→ **WHAT THIS TASK INVOLVES**:
Your result should be the lines holding the word "chevron", copied from the entries below.

*** SUPPLIED ENTRIES ***

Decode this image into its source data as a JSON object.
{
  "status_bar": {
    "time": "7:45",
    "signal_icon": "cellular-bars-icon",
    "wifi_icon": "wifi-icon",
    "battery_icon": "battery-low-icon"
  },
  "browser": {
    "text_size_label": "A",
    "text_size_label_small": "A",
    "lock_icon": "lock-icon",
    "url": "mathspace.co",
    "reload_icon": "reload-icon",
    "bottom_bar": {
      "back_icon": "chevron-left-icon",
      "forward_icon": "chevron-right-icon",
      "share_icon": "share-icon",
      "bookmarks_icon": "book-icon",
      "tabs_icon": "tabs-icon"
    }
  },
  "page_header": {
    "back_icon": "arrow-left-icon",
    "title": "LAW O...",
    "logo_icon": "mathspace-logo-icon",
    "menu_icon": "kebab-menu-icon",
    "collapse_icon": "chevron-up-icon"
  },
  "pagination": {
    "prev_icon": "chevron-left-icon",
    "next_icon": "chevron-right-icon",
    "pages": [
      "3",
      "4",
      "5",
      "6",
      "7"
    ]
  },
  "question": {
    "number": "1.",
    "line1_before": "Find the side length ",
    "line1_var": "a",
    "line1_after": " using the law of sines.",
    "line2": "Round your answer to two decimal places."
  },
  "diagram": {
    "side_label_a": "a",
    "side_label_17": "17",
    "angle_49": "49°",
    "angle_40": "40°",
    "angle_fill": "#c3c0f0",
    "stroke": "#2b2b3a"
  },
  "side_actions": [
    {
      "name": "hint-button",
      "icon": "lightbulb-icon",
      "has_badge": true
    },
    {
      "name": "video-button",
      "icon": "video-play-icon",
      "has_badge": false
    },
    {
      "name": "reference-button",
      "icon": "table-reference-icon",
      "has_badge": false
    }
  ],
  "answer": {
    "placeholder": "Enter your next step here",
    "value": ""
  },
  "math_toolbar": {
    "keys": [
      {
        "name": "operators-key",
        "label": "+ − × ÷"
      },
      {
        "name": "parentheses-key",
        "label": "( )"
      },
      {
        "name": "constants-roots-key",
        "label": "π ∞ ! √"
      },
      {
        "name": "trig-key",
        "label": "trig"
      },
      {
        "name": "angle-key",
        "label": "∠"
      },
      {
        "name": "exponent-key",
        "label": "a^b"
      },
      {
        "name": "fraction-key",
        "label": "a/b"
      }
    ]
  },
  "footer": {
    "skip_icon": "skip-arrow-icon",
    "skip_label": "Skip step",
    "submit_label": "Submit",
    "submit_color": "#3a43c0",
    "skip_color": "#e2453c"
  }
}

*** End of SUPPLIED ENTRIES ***

→ **REPLY TO THE EXERCISE**:
      "back_icon": "chevron-left-icon",
      "forward_icon": "chevron-right-icon",
    "collapse_icon": "chevron-up-icon"
    "prev_icon": "chevron-left-icon",
    "next_icon": "chevron-right-icon",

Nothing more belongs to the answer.